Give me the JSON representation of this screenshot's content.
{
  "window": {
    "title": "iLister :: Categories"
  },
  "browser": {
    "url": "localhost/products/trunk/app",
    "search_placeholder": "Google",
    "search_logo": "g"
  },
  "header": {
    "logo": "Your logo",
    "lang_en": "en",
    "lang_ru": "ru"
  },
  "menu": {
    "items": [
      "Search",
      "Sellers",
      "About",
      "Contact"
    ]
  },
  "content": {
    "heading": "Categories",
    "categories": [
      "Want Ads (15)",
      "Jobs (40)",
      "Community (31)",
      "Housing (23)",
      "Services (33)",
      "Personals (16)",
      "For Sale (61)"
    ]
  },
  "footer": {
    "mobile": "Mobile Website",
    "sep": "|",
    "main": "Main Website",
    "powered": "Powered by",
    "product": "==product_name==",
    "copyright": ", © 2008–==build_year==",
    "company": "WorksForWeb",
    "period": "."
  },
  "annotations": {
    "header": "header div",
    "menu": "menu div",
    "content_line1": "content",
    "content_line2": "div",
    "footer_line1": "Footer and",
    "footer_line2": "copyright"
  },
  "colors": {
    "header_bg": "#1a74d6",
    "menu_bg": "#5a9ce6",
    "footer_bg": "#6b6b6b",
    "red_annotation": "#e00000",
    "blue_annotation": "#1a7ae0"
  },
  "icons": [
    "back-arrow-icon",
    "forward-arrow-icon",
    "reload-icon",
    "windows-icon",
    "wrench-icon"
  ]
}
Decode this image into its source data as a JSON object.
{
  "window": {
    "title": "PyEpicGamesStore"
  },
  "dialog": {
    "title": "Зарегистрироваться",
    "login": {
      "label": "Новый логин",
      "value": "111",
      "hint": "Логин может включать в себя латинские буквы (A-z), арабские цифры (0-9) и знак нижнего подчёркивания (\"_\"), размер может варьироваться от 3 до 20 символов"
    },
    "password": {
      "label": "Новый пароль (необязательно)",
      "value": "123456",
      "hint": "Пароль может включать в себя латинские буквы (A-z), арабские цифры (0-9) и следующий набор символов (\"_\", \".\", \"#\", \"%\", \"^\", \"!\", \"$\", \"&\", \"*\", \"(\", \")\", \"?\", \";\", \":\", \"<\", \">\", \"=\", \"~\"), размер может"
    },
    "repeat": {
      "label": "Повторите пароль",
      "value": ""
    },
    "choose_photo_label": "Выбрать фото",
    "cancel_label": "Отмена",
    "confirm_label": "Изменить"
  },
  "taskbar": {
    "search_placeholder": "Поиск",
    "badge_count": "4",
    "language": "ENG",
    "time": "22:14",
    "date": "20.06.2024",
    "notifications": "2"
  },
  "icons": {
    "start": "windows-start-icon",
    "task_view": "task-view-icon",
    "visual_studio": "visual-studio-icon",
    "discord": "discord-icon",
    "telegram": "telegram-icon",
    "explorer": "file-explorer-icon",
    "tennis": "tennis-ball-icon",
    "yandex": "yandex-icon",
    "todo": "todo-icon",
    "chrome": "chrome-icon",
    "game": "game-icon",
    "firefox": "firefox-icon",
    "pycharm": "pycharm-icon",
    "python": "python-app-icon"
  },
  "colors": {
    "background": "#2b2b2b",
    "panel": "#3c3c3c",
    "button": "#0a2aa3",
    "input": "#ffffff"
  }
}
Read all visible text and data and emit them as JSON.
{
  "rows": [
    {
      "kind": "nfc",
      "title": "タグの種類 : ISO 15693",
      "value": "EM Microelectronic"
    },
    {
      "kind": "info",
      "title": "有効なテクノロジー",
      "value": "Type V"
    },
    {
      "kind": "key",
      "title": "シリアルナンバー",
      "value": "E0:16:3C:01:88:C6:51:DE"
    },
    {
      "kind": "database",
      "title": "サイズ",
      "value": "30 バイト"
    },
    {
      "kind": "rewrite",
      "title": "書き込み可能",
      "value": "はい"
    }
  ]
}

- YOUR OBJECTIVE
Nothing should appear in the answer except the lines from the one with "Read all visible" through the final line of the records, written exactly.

- WRITTEN RESPONSE
Read all visible text and data and emit them as JSON.
{
  "rows": [
    {
      "kind": "nfc",
      "title": "タグの種類 : ISO 15693",
      "value": "EM Microelectronic"
    },
    {
      "kind": "info",
      "title": "有効なテクノロジー",
      "value": "Type V"
    },
    {
      "kind": "key",
      "title": "シリアルナンバー",
      "value": "E0:16:3C:01:88:C6:51:DE"
    },
    {
      "kind": "database",
      "title": "サイズ",
      "value": "30 バイト"
    },
    {
      "kind": "rewrite",
      "title": "書き込み可能",
      "value": "はい"
    }
  ]
}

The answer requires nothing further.